  • Quality so bad most cannot even complete the swimming race
  • Culprit could be chemical called endocrine disruptors, found in plastics, cosmetics, couches and pesticides

Mankind as how we know it could be in trouble, folks – if a recent scientific study on sperm is anything to go by.

According to medical experts and researchers quoted by the New York Times in an article on the deteriorating state of sperm quality and count, an increasing proportion of sperm — now about 90 per cent in a typical young man — are misshapen, sometimes with two heads or two tails.

It further quoted specialists as saying that unlike its forefathers and ancestors, human sperm is not your typical athlete any longer.

To put it in perspective, even when they happen to be normally shaped, not many have that mojo to swim to that finish line anymore.

The NYT quoted Shanna Swan, an epidemiologist at the Icahn School of Medicine at Mount Sinai, who notes that researchers have also linked semen problems to shorter life expectancy.

And now human and animal studies have now suggested that a crucial culprit for this decrease in semen quality and fertilty is a common class of chemical called endocrine disruptors, found in plastics, cosmetics, couches, pesticides and countless other products.

And there’s more bad news for the male spieces.

The article said related to the problem of declining semen quality is an increase in testicular cancer in many countries; in undescended testicles; and in a congenital malformation of the penis called hypospadias (in which the urethra exits the side or base of the penis instead of the tip).

These problems are often found together and are labeled testicular dysgenesis syndrome, the article stated.

It said a recent study found that of sperm donor applicants in Hunan province in China, 56 per cent qualified in 2001 because their sperm met standards of healthiness.

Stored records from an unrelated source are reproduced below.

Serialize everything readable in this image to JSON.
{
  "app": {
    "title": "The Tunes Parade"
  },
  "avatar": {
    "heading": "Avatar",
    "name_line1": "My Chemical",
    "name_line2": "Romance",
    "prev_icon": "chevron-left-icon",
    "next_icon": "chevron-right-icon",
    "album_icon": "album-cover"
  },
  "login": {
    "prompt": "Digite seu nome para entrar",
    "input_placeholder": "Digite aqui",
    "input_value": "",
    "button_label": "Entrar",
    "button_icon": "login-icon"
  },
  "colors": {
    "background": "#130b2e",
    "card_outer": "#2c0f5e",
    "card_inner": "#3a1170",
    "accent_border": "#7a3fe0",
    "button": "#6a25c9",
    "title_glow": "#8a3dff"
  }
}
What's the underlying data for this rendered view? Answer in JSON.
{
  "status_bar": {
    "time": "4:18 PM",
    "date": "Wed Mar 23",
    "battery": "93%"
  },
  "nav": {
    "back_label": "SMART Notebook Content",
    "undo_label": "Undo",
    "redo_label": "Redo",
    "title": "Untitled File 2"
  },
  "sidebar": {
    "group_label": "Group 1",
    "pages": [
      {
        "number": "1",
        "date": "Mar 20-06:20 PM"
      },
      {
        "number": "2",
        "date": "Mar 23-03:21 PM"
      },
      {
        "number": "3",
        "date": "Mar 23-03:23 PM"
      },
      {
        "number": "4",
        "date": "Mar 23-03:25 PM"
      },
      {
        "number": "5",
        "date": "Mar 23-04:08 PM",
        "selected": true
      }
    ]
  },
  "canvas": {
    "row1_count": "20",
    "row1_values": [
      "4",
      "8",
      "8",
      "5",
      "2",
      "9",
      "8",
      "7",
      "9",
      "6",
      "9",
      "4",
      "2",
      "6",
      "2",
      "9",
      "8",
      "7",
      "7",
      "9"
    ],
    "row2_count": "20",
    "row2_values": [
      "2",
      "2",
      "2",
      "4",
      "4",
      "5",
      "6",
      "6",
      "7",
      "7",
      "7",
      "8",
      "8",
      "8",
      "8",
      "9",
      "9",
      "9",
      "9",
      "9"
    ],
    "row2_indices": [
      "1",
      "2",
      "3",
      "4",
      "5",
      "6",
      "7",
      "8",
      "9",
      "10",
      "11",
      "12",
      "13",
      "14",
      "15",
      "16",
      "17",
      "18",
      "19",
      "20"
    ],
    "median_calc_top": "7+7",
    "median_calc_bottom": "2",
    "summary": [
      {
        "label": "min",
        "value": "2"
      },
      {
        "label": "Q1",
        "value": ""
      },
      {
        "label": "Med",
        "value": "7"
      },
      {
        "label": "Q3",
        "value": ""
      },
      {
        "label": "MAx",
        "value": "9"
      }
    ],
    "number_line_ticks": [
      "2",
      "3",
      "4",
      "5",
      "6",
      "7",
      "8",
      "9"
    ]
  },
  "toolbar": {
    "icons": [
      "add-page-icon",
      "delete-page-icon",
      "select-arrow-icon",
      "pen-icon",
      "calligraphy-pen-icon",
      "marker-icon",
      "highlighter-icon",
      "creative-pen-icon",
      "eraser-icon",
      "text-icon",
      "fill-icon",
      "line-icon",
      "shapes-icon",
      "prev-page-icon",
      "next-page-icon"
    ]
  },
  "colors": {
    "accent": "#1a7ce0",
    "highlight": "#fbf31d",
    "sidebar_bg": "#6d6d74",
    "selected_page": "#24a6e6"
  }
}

By 2015, only 18 per cent qualified.

So, what should mankind do now to avert a possible human reproduction crisis?

Swan suggested avoiding plastics as much as possible, including food or drinks that have touched plastic or been heated in plastic, eating organic and avoiding receipts from thermal printers, like at petrol stations and automated teller machines.